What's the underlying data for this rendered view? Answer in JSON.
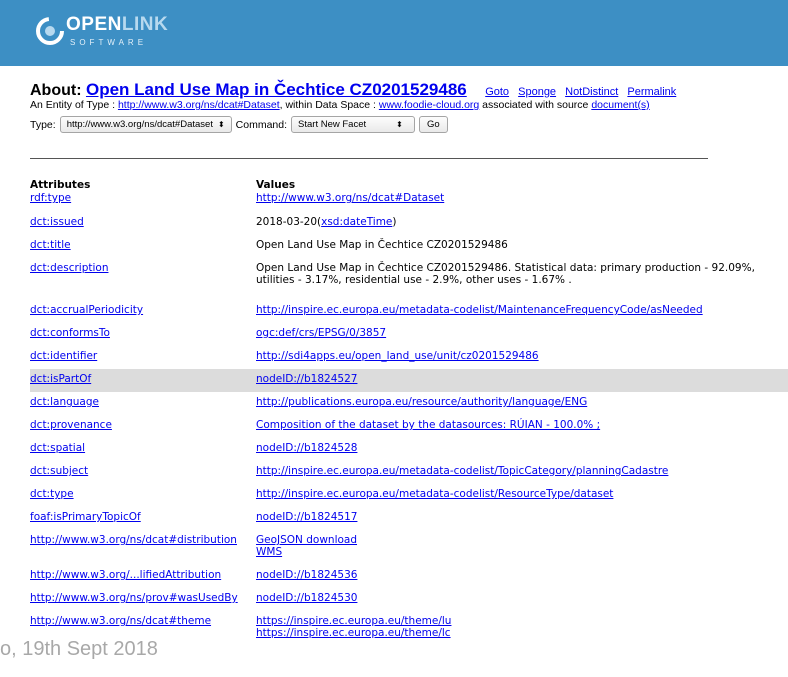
{
  "banner": {
    "logo_word_a": "OPEN",
    "logo_word_b": "LINK",
    "logo_sub": "SOFTWARE",
    "color": "#3d8fc4"
  },
  "about": {
    "label": "About:",
    "title": "Open Land Use Map in Čechtice CZ0201529486",
    "links": [
      "Goto",
      "Sponge",
      "NotDistinct",
      "Permalink"
    ]
  },
  "entity": {
    "prefix": "An Entity of Type :",
    "type_link": "http://www.w3.org/ns/dcat#Dataset",
    "middle": ", within Data Space :",
    "space_link": "www.foodie-cloud.org",
    "suffix": "associated with source",
    "source_link": "document(s)"
  },
  "controls": {
    "type_label": "Type:",
    "type_value": "http://www.w3.org/ns/dcat#Dataset",
    "command_label": "Command:",
    "command_value": "Start New Facet",
    "go_label": "Go"
  },
  "table": {
    "headers": [
      "Attributes",
      "Values"
    ],
    "rdf_type": {
      "attr": "rdf:type",
      "value": "http://www.w3.org/ns/dcat#Dataset"
    },
    "rows": [
      {
        "attr": "dct:issued",
        "value_text": "2018-03-20(",
        "value_link": "xsd:dateTime",
        "value_after": ")"
      },
      {
        "attr": "dct:title",
        "value_plain": "Open Land Use Map in Čechtice CZ0201529486"
      },
      {
        "attr": "dct:description",
        "value_line1": "Open Land Use Map in Čechtice CZ0201529486. Statistical data: primary production - 92.09%,",
        "value_line2": "utilities - 3.17%, residential use - 2.9%, other uses - 1.67% ."
      },
      {
        "attr": "dct:accrualPeriodicity",
        "value": "http://inspire.ec.europa.eu/metadata-codelist/MaintenanceFrequencyCode/asNeeded"
      },
      {
        "attr": "dct:conformsTo",
        "value": "ogc:def/crs/EPSG/0/3857"
      },
      {
        "attr": "dct:identifier",
        "value": "http://sdi4apps.eu/open_land_use/unit/cz0201529486"
      },
      {
        "attr": "dct:isPartOf",
        "value": "nodeID://b1824527"
      },
      {
        "attr": "dct:language",
        "value": "http://publications.europa.eu/resource/authority/language/ENG"
      },
      {
        "attr": "dct:provenance",
        "value": "Composition of the dataset by the datasources: RÚIAN - 100.0% ;"
      },
      {
        "attr": "dct:spatial",
        "value": "nodeID://b1824528"
      },
      {
        "attr": "dct:subject",
        "value": "http://inspire.ec.europa.eu/metadata-codelist/TopicCategory/planningCadastre"
      },
      {
        "attr": "dct:type",
        "value": "http://inspire.ec.europa.eu/metadata-codelist/ResourceType/dataset"
      },
      {
        "attr": "foaf:isPrimaryTopicOf",
        "value": "nodeID://b1824517"
      },
      {
        "attr": "http://www.w3.org/ns/dcat#distribution",
        "value": "GeoJSON download",
        "value2": "WMS"
      },
      {
        "attr": "http://www.w3.org/...lifiedAttribution",
        "value": "nodeID://b1824536"
      },
      {
        "attr": "http://www.w3.org/ns/prov#wasUsedBy",
        "value": "nodeID://b1824530"
      },
      {
        "attr": "http://www.w3.org/ns/dcat#theme",
        "value": "https://inspire.ec.europa.eu/theme/lu",
        "value2": "https://inspire.ec.europa.eu/theme/lc"
      }
    ]
  },
  "watermark": "o, 19th Sept 2018"
}
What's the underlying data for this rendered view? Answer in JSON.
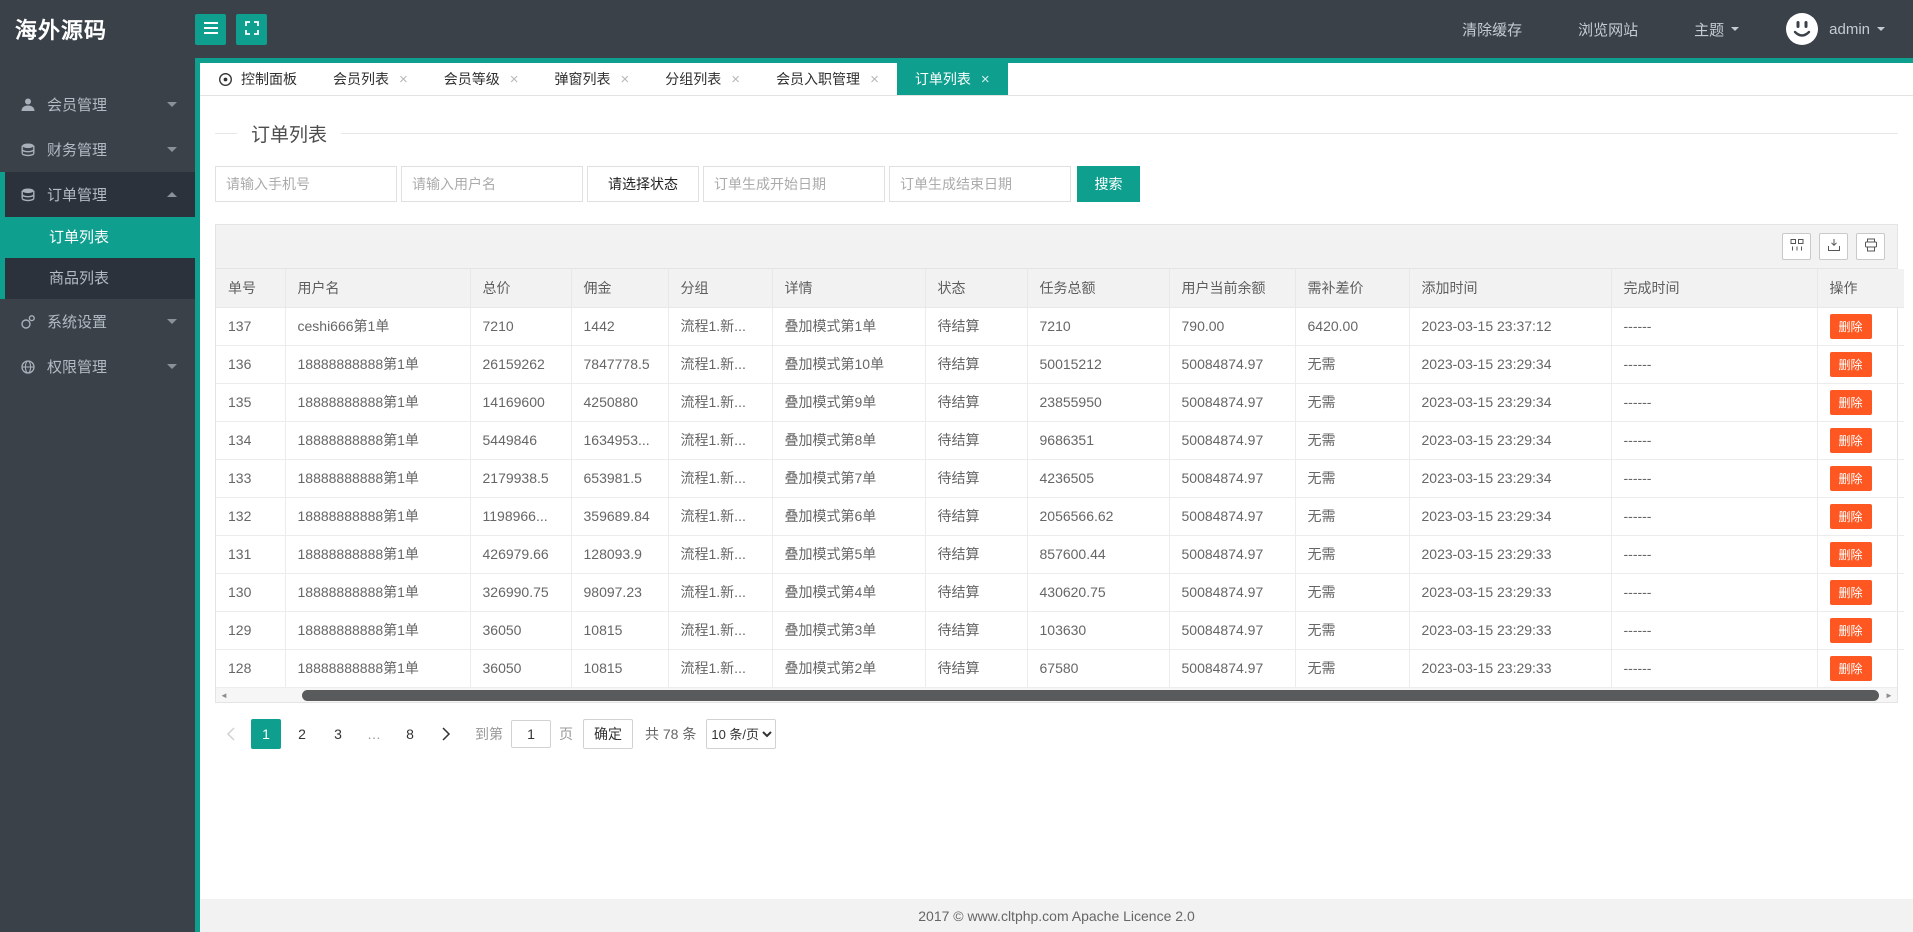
{
  "brand": "海外源码",
  "topbar": {
    "clear_cache": "清除缓存",
    "browse_site": "浏览网站",
    "theme": "主题",
    "username": "admin"
  },
  "sidebar": {
    "items": [
      {
        "label": "会员管理",
        "icon": "user-icon",
        "expanded": false
      },
      {
        "label": "财务管理",
        "icon": "finance-icon",
        "expanded": false
      },
      {
        "label": "订单管理",
        "icon": "orders-icon",
        "expanded": true,
        "children": [
          {
            "label": "订单列表",
            "active": true
          },
          {
            "label": "商品列表",
            "active": false
          }
        ]
      },
      {
        "label": "系统设置",
        "icon": "settings-icon",
        "expanded": false
      },
      {
        "label": "权限管理",
        "icon": "permissions-icon",
        "expanded": false
      }
    ]
  },
  "tabs": [
    {
      "label": "控制面板",
      "closable": false,
      "active": false
    },
    {
      "label": "会员列表",
      "closable": true,
      "active": false
    },
    {
      "label": "会员等级",
      "closable": true,
      "active": false
    },
    {
      "label": "弹窗列表",
      "closable": true,
      "active": false
    },
    {
      "label": "分组列表",
      "closable": true,
      "active": false
    },
    {
      "label": "会员入职管理",
      "closable": true,
      "active": false
    },
    {
      "label": "订单列表",
      "closable": true,
      "active": true
    }
  ],
  "page": {
    "title": "订单列表"
  },
  "filters": {
    "phone_placeholder": "请输入手机号",
    "username_placeholder": "请输入用户名",
    "status_button": "请选择状态",
    "start_date_placeholder": "订单生成开始日期",
    "end_date_placeholder": "订单生成结束日期",
    "search_button": "搜索"
  },
  "table": {
    "columns": [
      "单号",
      "用户名",
      "总价",
      "佣金",
      "分组",
      "详情",
      "状态",
      "任务总额",
      "用户当前余额",
      "需补差价",
      "添加时间",
      "完成时间",
      "操作"
    ],
    "delete_label": "删除",
    "rows": [
      [
        "137",
        "ceshi666第1单",
        "7210",
        "1442",
        "流程1.新...",
        "叠加模式第1单",
        "待结算",
        "7210",
        "790.00",
        "6420.00",
        "2023-03-15 23:37:12",
        "------"
      ],
      [
        "136",
        "18888888888第1单",
        "26159262",
        "7847778.5",
        "流程1.新...",
        "叠加模式第10单",
        "待结算",
        "50015212",
        "50084874.97",
        "无需",
        "2023-03-15 23:29:34",
        "------"
      ],
      [
        "135",
        "18888888888第1单",
        "14169600",
        "4250880",
        "流程1.新...",
        "叠加模式第9单",
        "待结算",
        "23855950",
        "50084874.97",
        "无需",
        "2023-03-15 23:29:34",
        "------"
      ],
      [
        "134",
        "18888888888第1单",
        "5449846",
        "1634953...",
        "流程1.新...",
        "叠加模式第8单",
        "待结算",
        "9686351",
        "50084874.97",
        "无需",
        "2023-03-15 23:29:34",
        "------"
      ],
      [
        "133",
        "18888888888第1单",
        "2179938.5",
        "653981.5",
        "流程1.新...",
        "叠加模式第7单",
        "待结算",
        "4236505",
        "50084874.97",
        "无需",
        "2023-03-15 23:29:34",
        "------"
      ],
      [
        "132",
        "18888888888第1单",
        "1198966...",
        "359689.84",
        "流程1.新...",
        "叠加模式第6单",
        "待结算",
        "2056566.62",
        "50084874.97",
        "无需",
        "2023-03-15 23:29:34",
        "------"
      ],
      [
        "131",
        "18888888888第1单",
        "426979.66",
        "128093.9",
        "流程1.新...",
        "叠加模式第5单",
        "待结算",
        "857600.44",
        "50084874.97",
        "无需",
        "2023-03-15 23:29:33",
        "------"
      ],
      [
        "130",
        "18888888888第1单",
        "326990.75",
        "98097.23",
        "流程1.新...",
        "叠加模式第4单",
        "待结算",
        "430620.75",
        "50084874.97",
        "无需",
        "2023-03-15 23:29:33",
        "------"
      ],
      [
        "129",
        "18888888888第1单",
        "36050",
        "10815",
        "流程1.新...",
        "叠加模式第3单",
        "待结算",
        "103630",
        "50084874.97",
        "无需",
        "2023-03-15 23:29:33",
        "------"
      ],
      [
        "128",
        "18888888888第1单",
        "36050",
        "10815",
        "流程1.新...",
        "叠加模式第2单",
        "待结算",
        "67580",
        "50084874.97",
        "无需",
        "2023-03-15 23:29:33",
        "------"
      ]
    ]
  },
  "pagination": {
    "pages": [
      "1",
      "2",
      "3",
      "…",
      "8"
    ],
    "active_page": "1",
    "goto_label": "到第",
    "goto_value": "1",
    "page_unit": "页",
    "confirm_label": "确定",
    "total_label": "共 78 条",
    "per_page": "10 条/页"
  },
  "footer": {
    "text": "2017 ©  www.cltphp.com  Apache Licence 2.0"
  },
  "colors": {
    "primary": "#0f9f8f",
    "danger": "#ff5722",
    "dark": "#3a4149"
  }
}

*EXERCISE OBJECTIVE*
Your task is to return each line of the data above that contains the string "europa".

*FINISHED TASK*
        "value": "http://inspire.ec.europa.eu/metadata-codelist/MaintenanceFrequencyCode/asNeeded"
        "value": "http://publications.europa.eu/resource/authority/language/ENG"
        "value": "http://inspire.ec.europa.eu/metadata-codelist/TopicCategory/planningCadastre"
        "value": "http://inspire.ec.europa.eu/metadata-codelist/ResourceType/dataset"
        "value": "https://inspire.ec.europa.eu/theme/lu",
        "value2": "https://inspire.ec.europa.eu/theme/lc"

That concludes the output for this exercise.